Note: IDL is case-insensitive. However, for some operating systems, IDL only checks for the lowercase filename based on the name of the procedure or function. We recommend that all filenames be lowercase letters.
Note: User-written functions must be defined before they are referenced, unless they meet the above conditions for automatic compilation, or the function name has been reserved by using the FORWARD_FUNCTION statement described below.
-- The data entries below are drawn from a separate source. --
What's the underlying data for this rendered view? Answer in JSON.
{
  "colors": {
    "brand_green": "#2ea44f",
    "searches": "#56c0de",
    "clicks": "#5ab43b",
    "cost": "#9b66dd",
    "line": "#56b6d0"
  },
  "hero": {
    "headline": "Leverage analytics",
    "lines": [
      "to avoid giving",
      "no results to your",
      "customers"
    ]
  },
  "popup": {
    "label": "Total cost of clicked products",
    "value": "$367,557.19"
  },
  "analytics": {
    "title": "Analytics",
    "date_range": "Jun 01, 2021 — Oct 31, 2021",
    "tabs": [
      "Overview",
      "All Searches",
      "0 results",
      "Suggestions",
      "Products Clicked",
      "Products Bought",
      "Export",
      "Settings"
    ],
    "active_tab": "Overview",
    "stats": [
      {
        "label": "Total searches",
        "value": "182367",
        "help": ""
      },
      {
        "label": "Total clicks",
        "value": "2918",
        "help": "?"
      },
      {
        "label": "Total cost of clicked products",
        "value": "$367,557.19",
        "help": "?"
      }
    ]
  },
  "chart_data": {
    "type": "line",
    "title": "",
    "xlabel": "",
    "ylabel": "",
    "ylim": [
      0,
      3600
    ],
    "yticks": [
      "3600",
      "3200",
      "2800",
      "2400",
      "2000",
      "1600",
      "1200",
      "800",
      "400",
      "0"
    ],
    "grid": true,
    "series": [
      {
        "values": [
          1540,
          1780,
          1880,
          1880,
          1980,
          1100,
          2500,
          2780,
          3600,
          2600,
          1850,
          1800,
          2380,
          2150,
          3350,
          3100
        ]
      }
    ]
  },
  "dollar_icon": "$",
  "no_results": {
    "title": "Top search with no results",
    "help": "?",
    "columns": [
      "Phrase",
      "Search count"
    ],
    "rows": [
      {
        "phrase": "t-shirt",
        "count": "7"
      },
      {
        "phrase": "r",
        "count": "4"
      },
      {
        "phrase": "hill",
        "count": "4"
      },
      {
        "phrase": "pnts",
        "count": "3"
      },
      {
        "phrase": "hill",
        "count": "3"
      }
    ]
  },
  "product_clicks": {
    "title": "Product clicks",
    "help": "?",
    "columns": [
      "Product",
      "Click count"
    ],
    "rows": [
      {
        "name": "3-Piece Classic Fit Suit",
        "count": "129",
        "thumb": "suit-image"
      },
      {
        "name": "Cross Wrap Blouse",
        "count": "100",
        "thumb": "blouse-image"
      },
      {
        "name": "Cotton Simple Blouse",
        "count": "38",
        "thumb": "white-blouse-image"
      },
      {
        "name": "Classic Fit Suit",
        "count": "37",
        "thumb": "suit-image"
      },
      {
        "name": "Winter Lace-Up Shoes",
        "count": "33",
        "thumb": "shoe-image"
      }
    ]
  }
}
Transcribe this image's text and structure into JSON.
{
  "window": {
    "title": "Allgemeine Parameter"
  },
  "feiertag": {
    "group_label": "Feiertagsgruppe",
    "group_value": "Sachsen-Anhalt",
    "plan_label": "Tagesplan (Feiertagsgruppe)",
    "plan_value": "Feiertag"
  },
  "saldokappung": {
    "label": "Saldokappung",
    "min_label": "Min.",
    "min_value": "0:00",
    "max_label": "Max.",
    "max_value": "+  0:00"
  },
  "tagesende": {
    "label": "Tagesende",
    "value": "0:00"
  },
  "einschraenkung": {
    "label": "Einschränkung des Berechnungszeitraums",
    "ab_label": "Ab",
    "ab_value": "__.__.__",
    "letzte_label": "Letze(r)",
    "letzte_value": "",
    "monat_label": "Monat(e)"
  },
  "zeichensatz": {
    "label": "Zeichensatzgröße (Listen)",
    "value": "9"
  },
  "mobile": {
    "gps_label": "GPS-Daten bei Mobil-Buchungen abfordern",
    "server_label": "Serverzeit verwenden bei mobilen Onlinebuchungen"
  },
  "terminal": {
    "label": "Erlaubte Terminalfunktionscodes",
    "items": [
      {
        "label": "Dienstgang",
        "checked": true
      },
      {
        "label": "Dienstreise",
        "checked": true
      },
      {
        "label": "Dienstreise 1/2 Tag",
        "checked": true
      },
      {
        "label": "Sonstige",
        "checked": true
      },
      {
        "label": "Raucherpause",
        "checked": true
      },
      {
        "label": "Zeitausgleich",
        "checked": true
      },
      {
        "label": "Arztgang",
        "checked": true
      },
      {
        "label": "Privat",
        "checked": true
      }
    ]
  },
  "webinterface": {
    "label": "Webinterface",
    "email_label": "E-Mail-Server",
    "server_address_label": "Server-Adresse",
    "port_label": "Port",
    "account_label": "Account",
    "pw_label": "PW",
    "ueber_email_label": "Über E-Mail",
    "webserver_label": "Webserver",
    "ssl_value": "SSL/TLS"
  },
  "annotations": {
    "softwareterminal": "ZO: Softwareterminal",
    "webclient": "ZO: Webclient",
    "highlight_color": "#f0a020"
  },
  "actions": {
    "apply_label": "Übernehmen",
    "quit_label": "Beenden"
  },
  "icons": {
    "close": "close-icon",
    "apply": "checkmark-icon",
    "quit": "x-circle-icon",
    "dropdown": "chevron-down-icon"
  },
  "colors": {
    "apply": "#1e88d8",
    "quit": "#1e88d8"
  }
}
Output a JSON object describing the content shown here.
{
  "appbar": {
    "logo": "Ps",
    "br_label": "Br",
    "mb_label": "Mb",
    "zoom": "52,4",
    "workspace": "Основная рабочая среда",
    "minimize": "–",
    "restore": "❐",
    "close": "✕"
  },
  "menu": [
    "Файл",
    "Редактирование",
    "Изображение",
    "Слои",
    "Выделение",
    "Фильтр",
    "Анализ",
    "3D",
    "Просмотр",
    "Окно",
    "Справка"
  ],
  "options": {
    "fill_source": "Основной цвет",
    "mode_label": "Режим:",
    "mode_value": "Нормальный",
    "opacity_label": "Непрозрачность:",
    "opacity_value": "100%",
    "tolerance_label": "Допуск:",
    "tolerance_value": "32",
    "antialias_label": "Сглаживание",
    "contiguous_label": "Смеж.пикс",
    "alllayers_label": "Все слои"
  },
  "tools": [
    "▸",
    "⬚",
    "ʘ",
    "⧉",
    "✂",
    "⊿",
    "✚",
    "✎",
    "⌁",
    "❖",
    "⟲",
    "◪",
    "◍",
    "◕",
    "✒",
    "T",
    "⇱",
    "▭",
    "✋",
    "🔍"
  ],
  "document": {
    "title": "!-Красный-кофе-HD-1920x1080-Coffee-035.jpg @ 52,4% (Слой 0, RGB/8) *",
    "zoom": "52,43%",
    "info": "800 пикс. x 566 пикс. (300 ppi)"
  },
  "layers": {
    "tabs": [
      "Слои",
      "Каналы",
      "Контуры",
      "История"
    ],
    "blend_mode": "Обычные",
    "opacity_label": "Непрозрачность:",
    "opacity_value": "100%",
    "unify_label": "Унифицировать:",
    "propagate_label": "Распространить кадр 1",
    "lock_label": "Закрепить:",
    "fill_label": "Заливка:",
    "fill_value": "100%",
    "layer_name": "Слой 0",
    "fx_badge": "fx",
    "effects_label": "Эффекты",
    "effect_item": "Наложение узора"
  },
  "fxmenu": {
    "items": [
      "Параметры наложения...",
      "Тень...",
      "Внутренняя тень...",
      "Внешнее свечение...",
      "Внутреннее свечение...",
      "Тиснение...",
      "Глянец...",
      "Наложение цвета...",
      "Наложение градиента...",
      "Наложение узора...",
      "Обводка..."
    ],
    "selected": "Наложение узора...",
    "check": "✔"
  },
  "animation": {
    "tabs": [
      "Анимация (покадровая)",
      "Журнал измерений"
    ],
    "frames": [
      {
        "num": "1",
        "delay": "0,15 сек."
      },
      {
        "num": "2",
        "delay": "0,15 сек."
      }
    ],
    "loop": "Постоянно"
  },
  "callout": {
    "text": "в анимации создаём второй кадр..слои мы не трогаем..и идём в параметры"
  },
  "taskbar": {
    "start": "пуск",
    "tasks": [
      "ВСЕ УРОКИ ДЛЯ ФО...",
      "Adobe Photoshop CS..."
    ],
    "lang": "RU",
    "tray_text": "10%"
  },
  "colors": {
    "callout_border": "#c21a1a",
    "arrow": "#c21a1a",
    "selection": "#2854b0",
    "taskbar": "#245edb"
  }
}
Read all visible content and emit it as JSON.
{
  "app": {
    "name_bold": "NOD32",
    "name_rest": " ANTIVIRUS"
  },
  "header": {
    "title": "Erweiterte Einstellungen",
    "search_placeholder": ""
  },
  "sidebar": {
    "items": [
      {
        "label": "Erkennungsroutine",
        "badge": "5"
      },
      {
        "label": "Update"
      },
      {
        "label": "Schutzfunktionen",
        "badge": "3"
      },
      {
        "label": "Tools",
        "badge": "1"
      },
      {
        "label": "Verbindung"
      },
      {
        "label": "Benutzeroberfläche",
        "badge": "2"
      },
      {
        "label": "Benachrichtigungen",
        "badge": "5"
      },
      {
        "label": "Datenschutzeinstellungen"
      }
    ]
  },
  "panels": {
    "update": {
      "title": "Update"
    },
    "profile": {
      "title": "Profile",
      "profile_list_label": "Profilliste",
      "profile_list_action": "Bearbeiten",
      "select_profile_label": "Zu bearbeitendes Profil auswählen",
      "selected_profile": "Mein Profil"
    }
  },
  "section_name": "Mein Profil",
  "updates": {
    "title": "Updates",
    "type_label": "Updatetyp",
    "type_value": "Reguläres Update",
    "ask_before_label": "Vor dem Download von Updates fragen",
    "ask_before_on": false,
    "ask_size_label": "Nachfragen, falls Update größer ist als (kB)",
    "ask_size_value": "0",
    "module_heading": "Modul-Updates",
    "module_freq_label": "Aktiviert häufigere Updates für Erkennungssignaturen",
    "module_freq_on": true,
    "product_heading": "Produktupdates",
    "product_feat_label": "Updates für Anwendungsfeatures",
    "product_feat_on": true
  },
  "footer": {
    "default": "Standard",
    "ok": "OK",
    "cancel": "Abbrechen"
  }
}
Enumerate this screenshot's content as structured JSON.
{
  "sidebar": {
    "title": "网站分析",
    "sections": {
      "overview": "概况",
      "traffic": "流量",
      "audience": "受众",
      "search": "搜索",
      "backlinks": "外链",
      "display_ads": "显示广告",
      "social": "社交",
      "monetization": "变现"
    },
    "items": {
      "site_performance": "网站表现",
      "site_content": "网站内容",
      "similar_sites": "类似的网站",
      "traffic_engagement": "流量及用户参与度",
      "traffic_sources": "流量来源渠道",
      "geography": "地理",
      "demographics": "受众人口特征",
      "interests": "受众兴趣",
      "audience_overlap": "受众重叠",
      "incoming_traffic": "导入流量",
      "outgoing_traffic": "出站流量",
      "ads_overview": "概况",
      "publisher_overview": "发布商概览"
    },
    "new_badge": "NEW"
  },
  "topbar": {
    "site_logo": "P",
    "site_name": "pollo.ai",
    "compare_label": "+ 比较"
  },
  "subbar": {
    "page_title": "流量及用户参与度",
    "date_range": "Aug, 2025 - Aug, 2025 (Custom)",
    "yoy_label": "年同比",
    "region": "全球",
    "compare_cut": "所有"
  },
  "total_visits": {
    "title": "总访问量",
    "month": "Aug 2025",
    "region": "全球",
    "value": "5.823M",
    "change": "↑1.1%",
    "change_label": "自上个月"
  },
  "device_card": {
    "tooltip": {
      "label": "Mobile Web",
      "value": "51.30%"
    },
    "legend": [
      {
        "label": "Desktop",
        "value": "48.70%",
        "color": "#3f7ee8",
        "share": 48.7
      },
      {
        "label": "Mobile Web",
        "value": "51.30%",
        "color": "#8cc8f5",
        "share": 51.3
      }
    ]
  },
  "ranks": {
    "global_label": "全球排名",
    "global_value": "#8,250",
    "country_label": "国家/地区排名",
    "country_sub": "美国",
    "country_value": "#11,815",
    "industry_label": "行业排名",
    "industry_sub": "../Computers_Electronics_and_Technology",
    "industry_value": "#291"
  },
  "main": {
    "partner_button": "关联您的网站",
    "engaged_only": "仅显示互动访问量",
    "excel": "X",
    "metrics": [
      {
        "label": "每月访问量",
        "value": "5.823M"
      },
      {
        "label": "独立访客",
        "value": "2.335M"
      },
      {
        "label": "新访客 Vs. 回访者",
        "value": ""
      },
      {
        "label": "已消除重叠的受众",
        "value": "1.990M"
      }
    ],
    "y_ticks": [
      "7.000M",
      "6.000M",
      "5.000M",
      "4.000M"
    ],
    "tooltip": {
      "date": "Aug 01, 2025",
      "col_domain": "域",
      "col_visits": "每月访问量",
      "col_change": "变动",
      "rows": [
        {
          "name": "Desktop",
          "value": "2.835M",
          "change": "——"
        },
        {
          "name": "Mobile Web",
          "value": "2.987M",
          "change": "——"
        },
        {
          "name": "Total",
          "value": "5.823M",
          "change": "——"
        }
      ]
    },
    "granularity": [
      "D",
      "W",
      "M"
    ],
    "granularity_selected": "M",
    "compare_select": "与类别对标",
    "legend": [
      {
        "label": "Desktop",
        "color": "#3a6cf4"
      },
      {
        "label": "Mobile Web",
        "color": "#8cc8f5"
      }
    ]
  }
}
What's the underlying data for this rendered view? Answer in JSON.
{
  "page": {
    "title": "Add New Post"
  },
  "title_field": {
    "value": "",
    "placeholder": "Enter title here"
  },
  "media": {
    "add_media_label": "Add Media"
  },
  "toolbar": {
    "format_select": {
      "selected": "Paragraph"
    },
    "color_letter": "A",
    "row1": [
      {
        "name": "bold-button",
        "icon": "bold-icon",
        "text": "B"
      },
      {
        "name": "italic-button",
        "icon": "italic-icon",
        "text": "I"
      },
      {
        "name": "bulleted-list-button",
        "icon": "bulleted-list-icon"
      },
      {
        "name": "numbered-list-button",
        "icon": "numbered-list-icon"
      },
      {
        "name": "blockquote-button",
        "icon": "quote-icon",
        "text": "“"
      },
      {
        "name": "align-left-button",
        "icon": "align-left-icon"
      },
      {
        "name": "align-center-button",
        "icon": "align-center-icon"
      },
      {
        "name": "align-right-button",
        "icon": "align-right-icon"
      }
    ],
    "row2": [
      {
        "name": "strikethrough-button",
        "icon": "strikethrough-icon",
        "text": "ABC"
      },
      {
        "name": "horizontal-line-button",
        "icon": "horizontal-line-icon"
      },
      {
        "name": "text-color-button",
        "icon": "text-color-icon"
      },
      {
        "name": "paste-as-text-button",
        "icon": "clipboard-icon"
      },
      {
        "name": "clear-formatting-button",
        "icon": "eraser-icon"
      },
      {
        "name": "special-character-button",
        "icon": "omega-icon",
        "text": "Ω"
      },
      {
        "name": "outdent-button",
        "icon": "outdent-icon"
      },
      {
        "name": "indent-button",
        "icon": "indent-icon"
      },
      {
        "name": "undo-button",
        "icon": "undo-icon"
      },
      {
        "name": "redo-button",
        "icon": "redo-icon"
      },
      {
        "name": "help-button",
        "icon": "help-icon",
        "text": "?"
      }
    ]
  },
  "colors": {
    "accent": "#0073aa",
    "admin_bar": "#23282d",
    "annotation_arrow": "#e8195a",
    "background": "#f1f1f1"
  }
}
This restriction is necessary in order to distinguish between function calls and subscripted variable references.
For more information on how to access routines, see Running Named Programs .
A Note on Files with Duplicate Names
If multiple .pro or .sav files with the same base name exist in the directories specified by the !PATH system variable, IDL will compile or restore the first file it finds, according to the following rules:
- IDL begins by searching in the current directory.
- If a .pro file whose base name matches the routine specified exists in the directory being searched, IDL compiles it, runs the routine, and stops searching.
- If a .sav file whose base name matches the routine specified exists in the directory being searched, IDL restores it, runs the routine, and stops searching.
- IDL proceeds to the first directory specified by the !PATH system variable and begins testing again with step 2. If no match is found, IDL proceeds to check each of the directories specified by the !PATH system variable in the order they appear in !PATH.
- If no file whose base name matches the routine specified is found in the directories specified by the !PATH system variable, IDL issues an Attempt to call undefined procedure/function error, and halts execution.
About Calling and Compiling Functions
Versions of IDL prior to version 5.0 used parentheses to indicate array subscripts. Because function calls use parentheses as well, the IDL compiler is not able to distinguish between arrays and functions by examining the statement syntax.
User-defined functions, with the exception of those contained in directories specified by the IDL system variable !PATH, must be compiled before the first reference to the function is encountered. This is necessary because the IDL compiler is unable to distinguish between a reference to a variable subscripted with parentheses and a call to a presently undefined user function with the same name. For example, in the statement:
A = XYZ(5)
it is impossible to tell by context alone if XYZ is an array or a function.
Note: In versions of IDL prior to version 5.0, parentheses were used to enclose array subscripts. While using parentheses to enclose array subscripts will continue to work as in previous version of IDL, we strongly suggest that you use brackets in all new code. See Array Subscript Syntax: [ ] vs. ( ) for additional details.
When IDL encounters references that may be either a function call or a subscripted variable, it searches the current directory, then the directories specified by !PATH, for files with names that match the unknown function or variable name. If one or more files matching the unknown name exist, IDL compiles them before attempting to evaluate the expression. If no function or variable with the given name exists, IDL displays an error message.
There are several ways to avoid this problem:
- Compile the lowest-level functions (those that call no other functions) first, then higher-level functions, and finally procedures.
- Place the function in a file with the same name as the function, and place that file in one of the directories specified by !PATH.
- Use the FORWARD_FUNCTION definition statement to inform IDL that a given name refers to a function rather than a variable. See FORWARD_FUNCTION.
- Manually compile all functions before any reference, or use RESOLVE_ROUTINE or RESOLVE_ALL to compile functions.